Description of the task:
Make an exact copy of the entries, taking out every picture.

Data listing:
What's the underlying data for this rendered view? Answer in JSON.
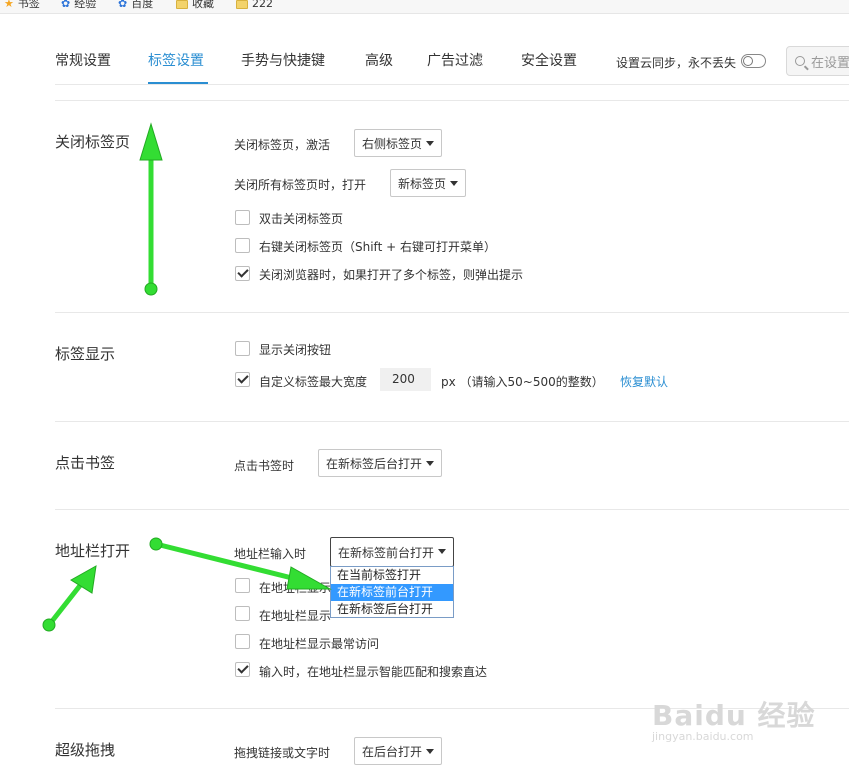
{
  "bookmarks_bar": {
    "items": [
      {
        "label": "书签",
        "icon": "star-icon"
      },
      {
        "label": "经验",
        "icon": "paw-icon"
      },
      {
        "label": "百度",
        "icon": "paw-icon"
      },
      {
        "label": "收藏",
        "icon": "folder-icon"
      },
      {
        "label": "222",
        "icon": "folder-icon"
      }
    ]
  },
  "tabs": [
    {
      "label": "常规设置"
    },
    {
      "label": "标签设置",
      "active": true
    },
    {
      "label": "手势与快捷键"
    },
    {
      "label": "高级"
    },
    {
      "label": "广告过滤"
    },
    {
      "label": "安全设置"
    }
  ],
  "sync": {
    "label": "设置云同步，永不丢失",
    "enabled": false
  },
  "search": {
    "placeholder": "在设置"
  },
  "sections": {
    "close_tab": {
      "title": "关闭标签页",
      "activate_label": "关闭标签页，激活",
      "activate_value": "右侧标签页",
      "close_all_label": "关闭所有标签页时，打开",
      "close_all_value": "新标签页",
      "double_click": {
        "label": "双击关闭标签页",
        "checked": false
      },
      "right_click": {
        "label": "右键关闭标签页（Shift + 右键可打开菜单）",
        "checked": false
      },
      "warn_on_close": {
        "label": "关闭浏览器时，如果打开了多个标签，则弹出提示",
        "checked": true
      }
    },
    "tab_display": {
      "title": "标签显示",
      "show_close": {
        "label": "显示关闭按钮",
        "checked": false
      },
      "custom_width": {
        "label": "自定义标签最大宽度",
        "checked": true
      },
      "width_value": "200",
      "width_hint": "px （请输入50~500的整数）",
      "restore_default": "恢复默认"
    },
    "click_bookmark": {
      "title": "点击书签",
      "label": "点击书签时",
      "value": "在新标签后台打开"
    },
    "address_bar": {
      "title": "地址栏打开",
      "label": "地址栏输入时",
      "value": "在新标签前台打开",
      "dropdown_options": [
        "在当前标签打开",
        "在新标签前台打开",
        "在新标签后台打开"
      ],
      "highlighted_index": 1,
      "option1_label": "在地址栏显示",
      "option2_label": "在地址栏显示",
      "option3": {
        "label": "在地址栏显示最常访问",
        "checked": false
      },
      "option4": {
        "label": "输入时，在地址栏显示智能匹配和搜索直达",
        "checked": true
      }
    },
    "super_drag": {
      "title": "超级拖拽",
      "label": "拖拽链接或文字时",
      "value": "在后台打开"
    }
  },
  "watermark": {
    "text": "Baidu 经验",
    "sub": "jingyan.baidu.com"
  },
  "colors": {
    "accent": "#2a8ed2",
    "arrow": "#33dd33",
    "highlight": "#3399ff"
  }
}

Exercise result:
What's the underlying data for this rendered view? Answer in JSON.
{
  "bookmarks_bar": {
    "items": [
      {
        "label": "书签",
        "icon": "star-icon"
      },
      {
        "label": "经验",
        "icon": "paw-icon"
      },
      {
        "label": "百度",
        "icon": "paw-icon"
      },
      {
        "label": "收藏",
        "icon": "folder-icon"
      },
      {
        "label": "222",
        "icon": "folder-icon"
      }
    ]
  },
  "tabs": [
    {
      "label": "常规设置"
    },
    {
      "label": "标签设置",
      "active": true
    },
    {
      "label": "手势与快捷键"
    },
    {
      "label": "高级"
    },
    {
      "label": "广告过滤"
    },
    {
      "label": "安全设置"
    }
  ],
  "sync": {
    "label": "设置云同步，永不丢失",
    "enabled": false
  },
  "search": {
    "placeholder": "在设置"
  },
  "sections": {
    "close_tab": {
      "title": "关闭标签页",
      "activate_label": "关闭标签页，激活",
      "activate_value": "右侧标签页",
      "close_all_label": "关闭所有标签页时，打开",
      "close_all_value": "新标签页",
      "double_click": {
        "label": "双击关闭标签页",
        "checked": false
      },
      "right_click": {
        "label": "右键关闭标签页（Shift + 右键可打开菜单）",
        "checked": false
      },
      "warn_on_close": {
        "label": "关闭浏览器时，如果打开了多个标签，则弹出提示",
        "checked": true
      }
    },
    "tab_display": {
      "title": "标签显示",
      "show_close": {
        "label": "显示关闭按钮",
        "checked": false
      },
      "custom_width": {
        "label": "自定义标签最大宽度",
        "checked": true
      },
      "width_value": "200",
      "width_hint": "px （请输入50~500的整数）",
      "restore_default": "恢复默认"
    },
    "click_bookmark": {
      "title": "点击书签",
      "label": "点击书签时",
      "value": "在新标签后台打开"
    },
    "address_bar": {
      "title": "地址栏打开",
      "label": "地址栏输入时",
      "value": "在新标签前台打开",
      "dropdown_options": [
        "在当前标签打开",
        "在新标签前台打开",
        "在新标签后台打开"
      ],
      "highlighted_index": 1,
      "option1_label": "在地址栏显示",
      "option2_label": "在地址栏显示",
      "option3": {
        "label": "在地址栏显示最常访问",
        "checked": false
      },
      "option4": {
        "label": "输入时，在地址栏显示智能匹配和搜索直达",
        "checked": true
      }
    },
    "super_drag": {
      "title": "超级拖拽",
      "label": "拖拽链接或文字时",
      "value": "在后台打开"
    }
  },
  "watermark": {
    "text": "Baidu 经验",
    "sub": "jingyan.baidu.com"
  },
  "colors": {
    "accent": "#2a8ed2",
    "arrow": "#33dd33",
    "highlight": "#3399ff"
  }
}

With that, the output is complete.